Fatherhood, compared to motherhood, remains less-charted terrain. Family Portrait, Aneta Bartos’s first exhibition with Postmasters Gallery, delves into the artist’s relationship with her father, a former bodybuilder living in central Poland, with photographs full of vigor and vulnerability.
In his current exhibition filled with formally precise artworks using a clear set of visual tropes—typewriters, sharp objects, and books—one work by Mounir Fatmi feels incongruous: a small, slightly blurry black-and-white photograph of a man sporting an Adidas satchel standing next to a glowing circle on the ground.
Goya’s prints and Eisenstein’s 35mm films serve as an introduction to Longo’s massive charcoal drawings.
Not far apart, about two minutes or a bit more by foot, depending on what friends you see along the way, are the two present exhibitions at Paul Kasmin Gallery, at 293 and 297 Tenth Avenue.
In G.S.F.C. 2.0 (Geometrical Sci-Fi Cyborg), hard- edged geometries filled with solid colors converge with organic lines to create vaguely figurative forms. While these figures might possess an actual leg, they’re denied the legibility of a human framework by the rest of their “bodies,” which are comprised of airy geometries loosely tethered in a kinetic fashion. In the painting G.S.F.C. #2, the form appears to be almost squatting, or hopping, with knees spread wide. The sharply bent knee in G.S.F.C #5 lends the subject a rather balletic quality, while the geometries of G.S.F.C.
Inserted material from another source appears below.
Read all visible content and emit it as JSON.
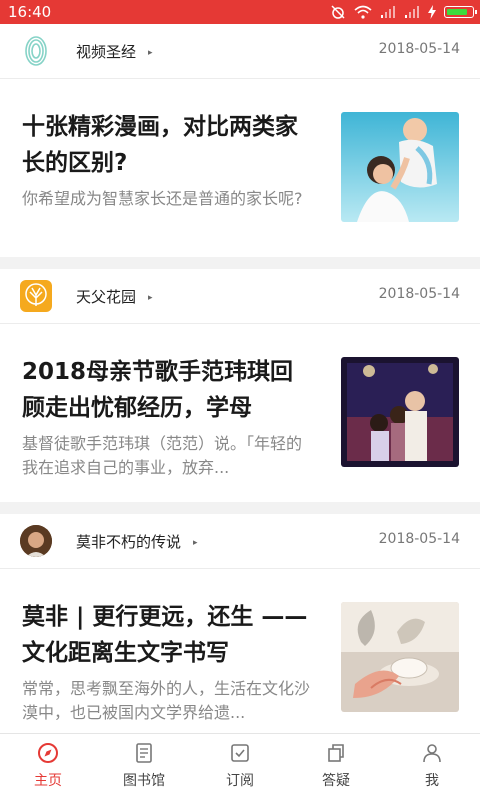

Curated by Alexandra Fanning, the show includes two video works by Thai-Australian artist Kawita Vatanajyankur and an ongoing sculpture-performance by the Brooklyn-based Russian-American Liza Buzytsky.
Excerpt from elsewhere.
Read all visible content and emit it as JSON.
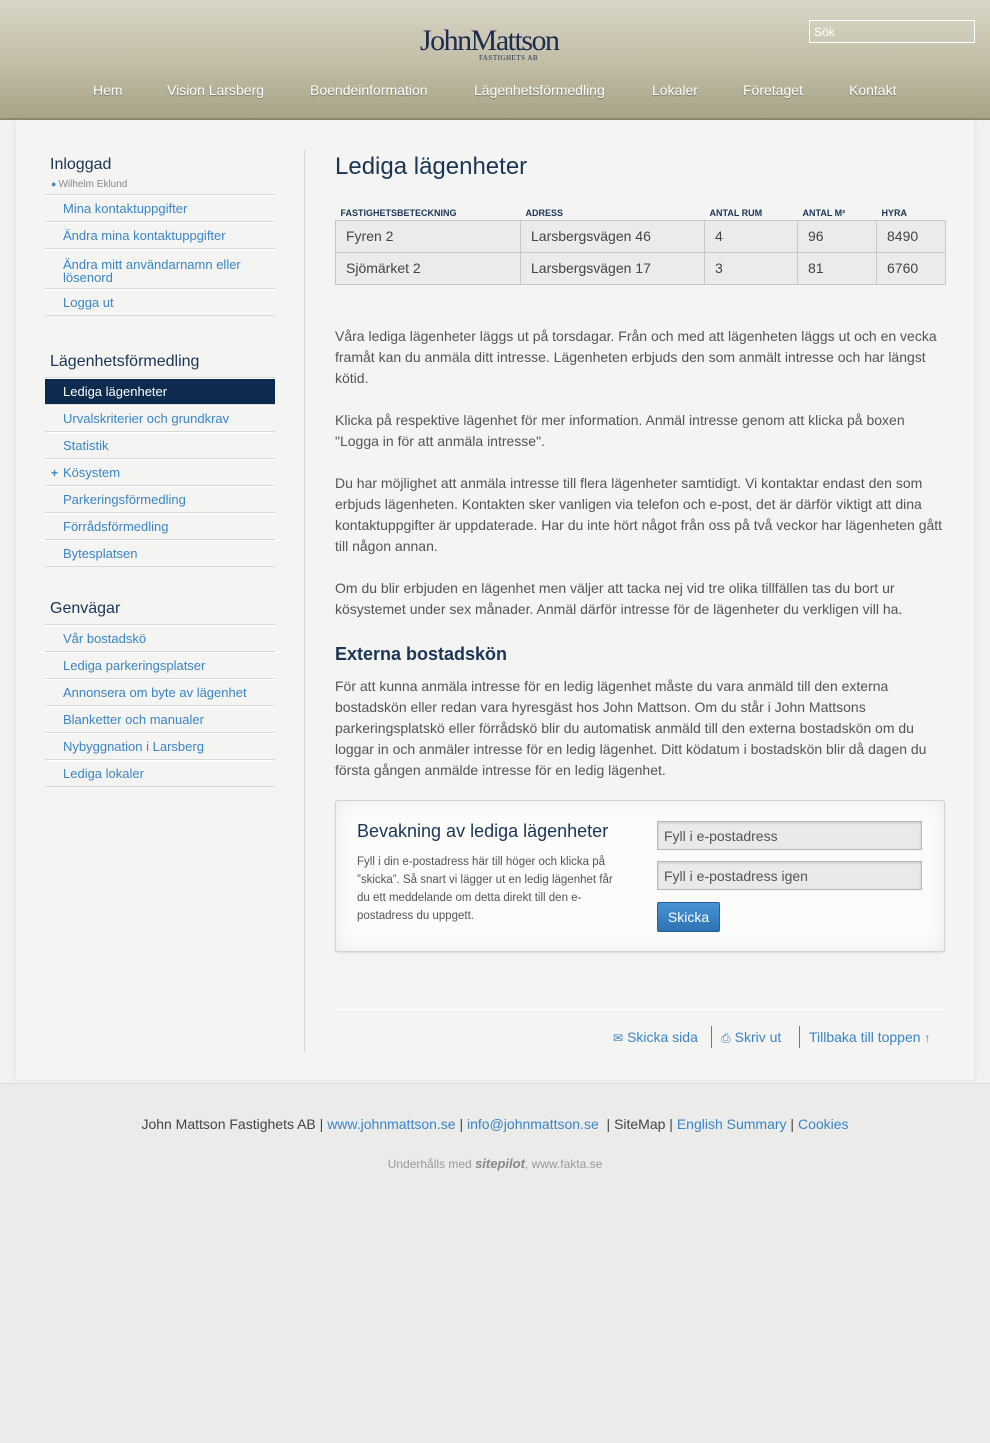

Ad Reinhardt is known as an artist of extremes. While committed to abstract painting that became infamous for its austerity, he also had an expansive curiosity about art and the world. He was a vocal critic of the art market and his peers, as well as a proselytizer of art and architecture from disparate regions and periods, which he obsessively photographed for slide lectures.
This presentation at David Zwirner Gallery is the largest exhibition of Ad Reinhardt’s blue paintings ever assembled, and the first dedicated to them since a seminal 1965 show at the Stable Gallery.
1943, the year Roosevelt, Churchill, and Stalin met in Tehran to discuss their war strategy, Ad Reinhardt made a deep blue and green oil painting that is the earliest work in this Zwirner Gallery exhibition.
At the Agora Gallery, there opened "an immersion exhibition" entitled FIAT#LUX where Chantal Westby's paintings merge with Lénaïc Mercier's multi-media installation, in a length of light.
Theophrastus is thought to be the first person to send a message in a bottle out to sea. In 310 BCE, in an attempt to prove the water in the Mediterranean Sea flowed from the Atlantic Ocean, the Greek philosopher sealed a message in a bottle that asked its recipient to send word from wherever it was found.
Los Angeles-based artist Amanda Ross-Ho has built a career focusing on the studio as locus, metaphor, and container for the creative process. Keeping her interests tethered to this line of inquiry has given her the freedom to cover a swath of art practices including sculpture, painting, photography, installation, and performance.
In the Islamic Golden Age, Turkish engineer Ibn al-Razzaz al-Jazari wrote a proto-Borgesian text called The Book of Knowledge of Ingenious Mechanical Devices (1206).
I know it is futile—an impossible dream—for me to join Mark Thomas Gibson’s NRA (Negro Rifle Association), but longing is a major component of the magic associated with comic books.